(DATA FOR REVIEW Opens)

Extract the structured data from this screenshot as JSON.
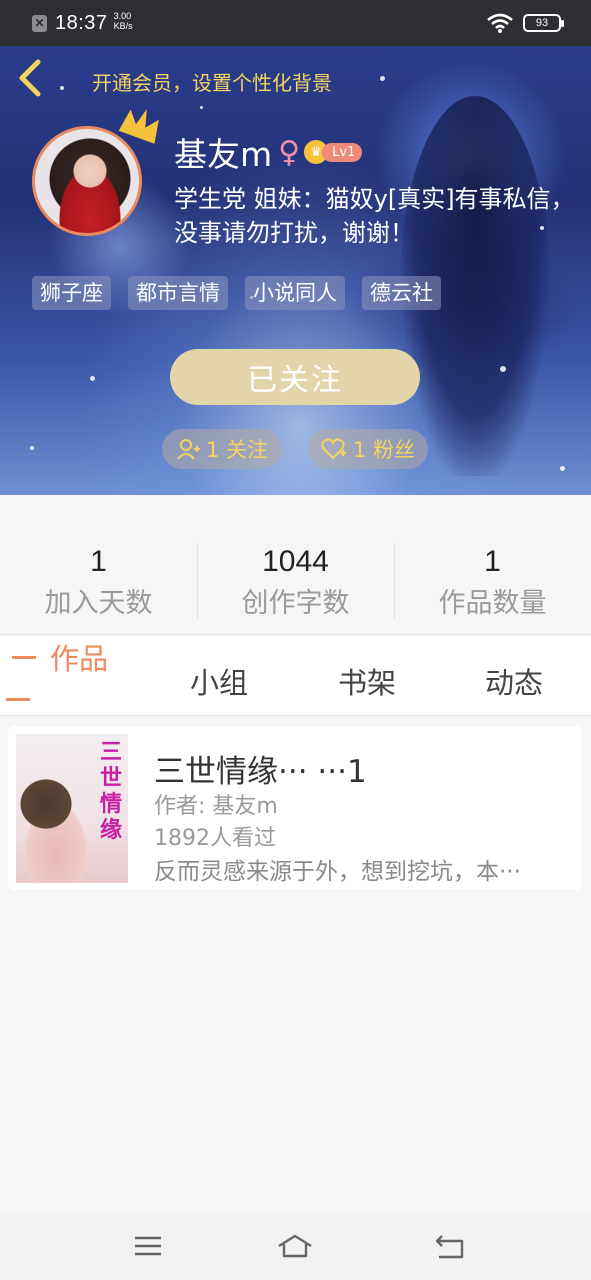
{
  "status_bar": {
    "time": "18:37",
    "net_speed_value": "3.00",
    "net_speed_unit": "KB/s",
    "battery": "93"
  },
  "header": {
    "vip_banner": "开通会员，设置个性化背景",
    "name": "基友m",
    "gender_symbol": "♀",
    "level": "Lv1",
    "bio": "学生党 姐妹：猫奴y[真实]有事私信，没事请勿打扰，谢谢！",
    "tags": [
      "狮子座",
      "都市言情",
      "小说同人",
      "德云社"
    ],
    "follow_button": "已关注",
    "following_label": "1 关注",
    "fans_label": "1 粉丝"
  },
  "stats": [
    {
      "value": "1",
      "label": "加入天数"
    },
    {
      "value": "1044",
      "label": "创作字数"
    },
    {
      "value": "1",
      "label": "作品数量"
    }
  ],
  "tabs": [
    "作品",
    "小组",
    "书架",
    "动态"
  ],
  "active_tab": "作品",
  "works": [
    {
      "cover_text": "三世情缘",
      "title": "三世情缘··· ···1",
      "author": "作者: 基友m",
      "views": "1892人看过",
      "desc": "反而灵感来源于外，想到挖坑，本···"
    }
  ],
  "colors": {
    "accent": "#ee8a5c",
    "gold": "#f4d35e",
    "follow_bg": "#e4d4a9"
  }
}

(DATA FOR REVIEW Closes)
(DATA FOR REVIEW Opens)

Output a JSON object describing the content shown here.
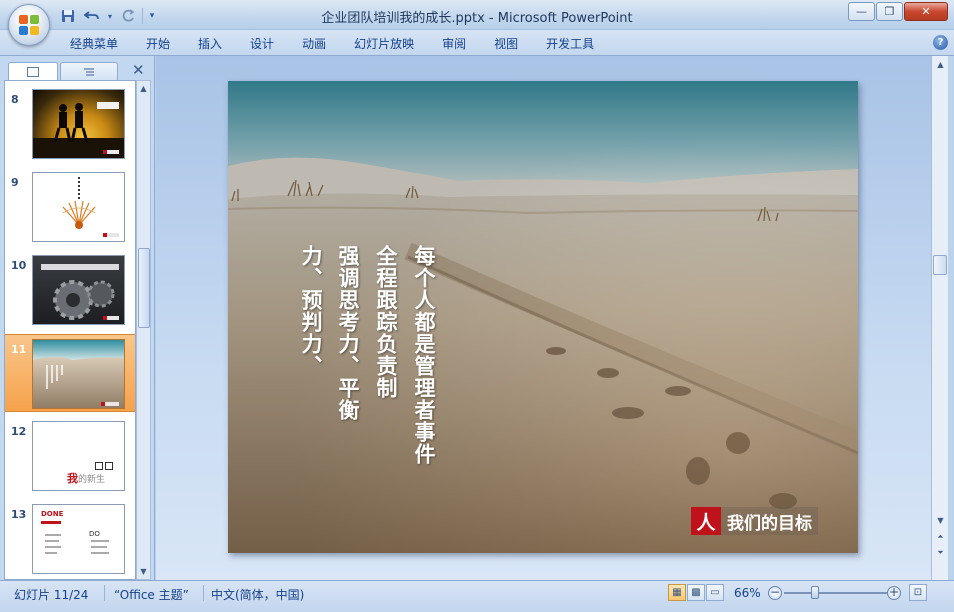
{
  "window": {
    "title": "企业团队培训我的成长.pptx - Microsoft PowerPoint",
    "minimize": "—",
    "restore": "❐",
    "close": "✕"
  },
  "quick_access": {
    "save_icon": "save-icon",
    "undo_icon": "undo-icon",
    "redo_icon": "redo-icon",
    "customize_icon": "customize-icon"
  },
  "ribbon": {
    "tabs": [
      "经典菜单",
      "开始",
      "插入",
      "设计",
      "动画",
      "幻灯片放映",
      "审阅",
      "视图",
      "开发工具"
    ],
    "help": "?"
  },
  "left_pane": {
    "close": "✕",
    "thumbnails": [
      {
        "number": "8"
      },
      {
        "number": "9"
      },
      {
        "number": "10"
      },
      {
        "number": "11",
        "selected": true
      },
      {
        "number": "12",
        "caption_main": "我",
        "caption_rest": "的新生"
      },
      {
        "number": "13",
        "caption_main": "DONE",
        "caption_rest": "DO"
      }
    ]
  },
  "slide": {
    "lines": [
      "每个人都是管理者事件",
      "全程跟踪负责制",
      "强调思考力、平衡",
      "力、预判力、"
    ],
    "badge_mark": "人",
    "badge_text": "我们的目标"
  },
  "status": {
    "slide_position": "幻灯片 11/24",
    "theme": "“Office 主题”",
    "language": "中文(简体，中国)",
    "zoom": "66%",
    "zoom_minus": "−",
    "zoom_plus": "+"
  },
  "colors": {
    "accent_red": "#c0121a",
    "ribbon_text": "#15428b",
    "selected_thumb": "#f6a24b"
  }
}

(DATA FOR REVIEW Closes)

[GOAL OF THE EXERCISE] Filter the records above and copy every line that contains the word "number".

[SOLUTION]
        "number": "8"
        "number": "9"
        "number": "10"
        "number": "11",
        "number": "12",
        "number": "13",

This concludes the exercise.